Task goal: Please count how many lines below contain the word "name" and give nothing but that figure.

Web page and app entries:
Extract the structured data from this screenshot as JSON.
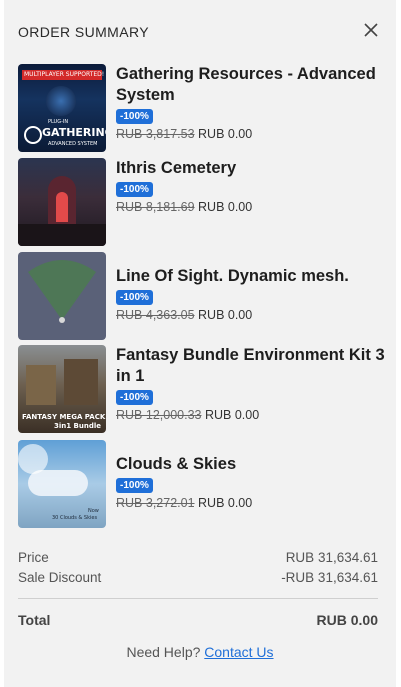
{
  "header": {
    "title": "ORDER SUMMARY"
  },
  "items": [
    {
      "name": "Gathering Resources - Advanced System",
      "badge": "-100%",
      "old_price": "RUB 3,817.53",
      "new_price": "RUB 0.00",
      "thumb_banner": "MULTIPLAYER SUPPORTED!",
      "thumb_small": "PLUG-IN",
      "thumb_title": "GATHERING",
      "thumb_sub": "ADVANCED SYSTEM"
    },
    {
      "name": "Ithris Cemetery",
      "badge": "-100%",
      "old_price": "RUB 8,181.69",
      "new_price": "RUB 0.00"
    },
    {
      "name": "Line Of Sight. Dynamic mesh.",
      "badge": "-100%",
      "old_price": "RUB 4,363.05",
      "new_price": "RUB 0.00"
    },
    {
      "name": "Fantasy Bundle Environment Kit 3 in 1",
      "badge": "-100%",
      "old_price": "RUB 12,000.33",
      "new_price": "RUB 0.00",
      "thumb_title": "FANTASY MEGA PACK",
      "thumb_sub": "3in1 Bundle"
    },
    {
      "name": "Clouds & Skies",
      "badge": "-100%",
      "old_price": "RUB 3,272.01",
      "new_price": "RUB 0.00",
      "thumb_title": "Now",
      "thumb_sub": "30 Clouds & Skies"
    }
  ],
  "summary": {
    "price_label": "Price",
    "price_value": "RUB 31,634.61",
    "discount_label": "Sale Discount",
    "discount_value": "-RUB 31,634.61",
    "total_label": "Total",
    "total_value": "RUB 0.00"
  },
  "help": {
    "text": "Need Help?",
    "link": "Contact Us"
  },
  "colors": {
    "accent": "#1f6fd8",
    "panel_bg": "#f2f2f2"
  }
}
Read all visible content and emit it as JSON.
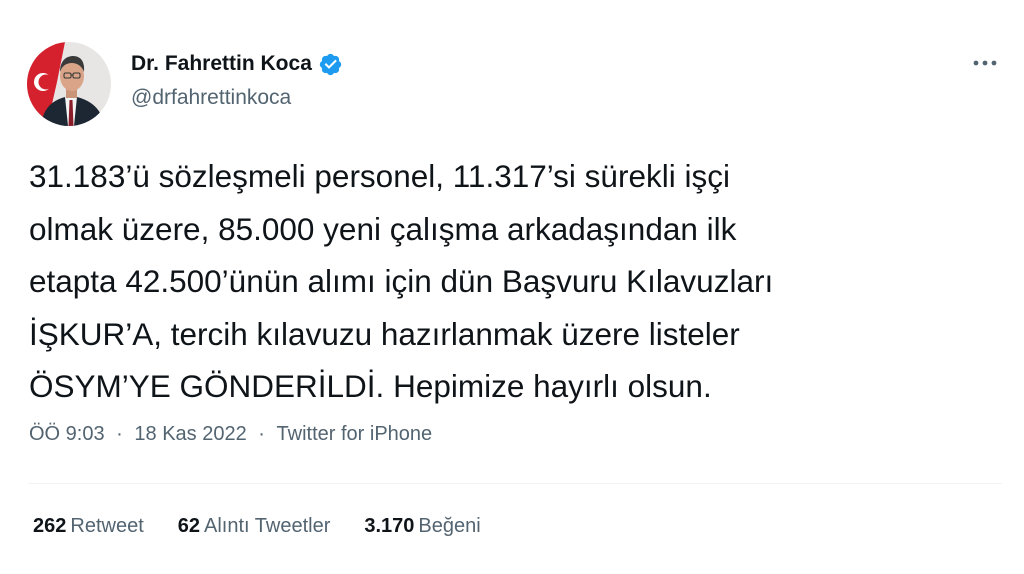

Response to the exercise: 5